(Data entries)
==============================

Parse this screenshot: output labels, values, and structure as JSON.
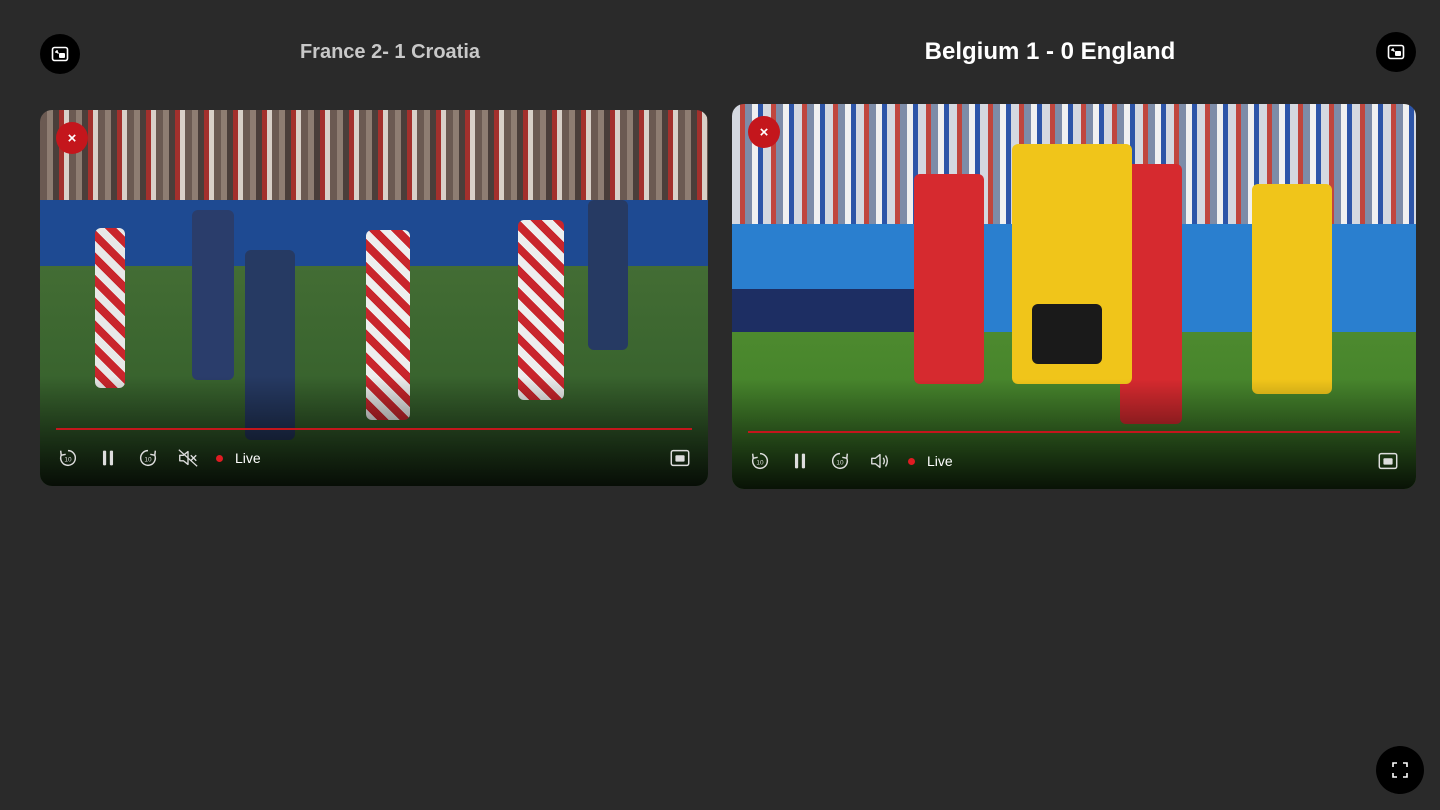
{
  "left_stream": {
    "title": "France 2- 1 Croatia",
    "status": "Live",
    "progress": 1.0
  },
  "right_stream": {
    "title": "Belgium 1 - 0 England",
    "status": "Live",
    "progress": 1.0
  },
  "close_glyph": "×",
  "colors": {
    "background": "#2a2a2a",
    "accent": "#c4161c",
    "live": "#e01b22"
  },
  "icons": {
    "layout": "picture-in-picture-layout-icon",
    "close": "close-icon",
    "rewind": "rewind-10-icon",
    "pause": "pause-icon",
    "forward": "forward-10-icon",
    "mute": "volume-muted-icon",
    "volume": "volume-icon",
    "pip": "mini-player-icon",
    "fullscreen": "fullscreen-icon"
  }
}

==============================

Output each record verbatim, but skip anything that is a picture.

- [Exercise response]:
Parse this screenshot: output labels, values, and structure as JSON.
{
  "left_stream": {
    "title": "France 2- 1 Croatia",
    "status": "Live",
    "progress": 1.0
  },
  "right_stream": {
    "title": "Belgium 1 - 0 England",
    "status": "Live",
    "progress": 1.0
  },
  "close_glyph": "×",
  "colors": {
    "background": "#2a2a2a",
    "accent": "#c4161c",
    "live": "#e01b22"
  },
  "icons": {
    "layout": "picture-in-picture-layout-icon",
    "close": "close-icon",
    "rewind": "rewind-10-icon",
    "pause": "pause-icon",
    "forward": "forward-10-icon",
    "mute": "volume-muted-icon",
    "volume": "volume-icon",
    "pip": "mini-player-icon",
    "fullscreen": "fullscreen-icon"
  }
}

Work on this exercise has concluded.